__EXERCISE DETAILS__:
Copy the records below exactly. Include all of them.

(Dataset rows describing interfaces)

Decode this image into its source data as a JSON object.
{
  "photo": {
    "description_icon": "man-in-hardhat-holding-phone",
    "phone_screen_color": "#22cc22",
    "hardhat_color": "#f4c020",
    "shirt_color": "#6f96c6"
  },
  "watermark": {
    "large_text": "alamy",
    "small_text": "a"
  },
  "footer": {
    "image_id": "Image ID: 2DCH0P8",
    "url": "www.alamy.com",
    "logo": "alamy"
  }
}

__REPLY__:
Decode this image into its source data as a JSON object.
{
  "photo": {
    "description_icon": "man-in-hardhat-holding-phone",
    "phone_screen_color": "#22cc22",
    "hardhat_color": "#f4c020",
    "shirt_color": "#6f96c6"
  },
  "watermark": {
    "large_text": "alamy",
    "small_text": "a"
  },
  "footer": {
    "image_id": "Image ID: 2DCH0P8",
    "url": "www.alamy.com",
    "logo": "alamy"
  }
}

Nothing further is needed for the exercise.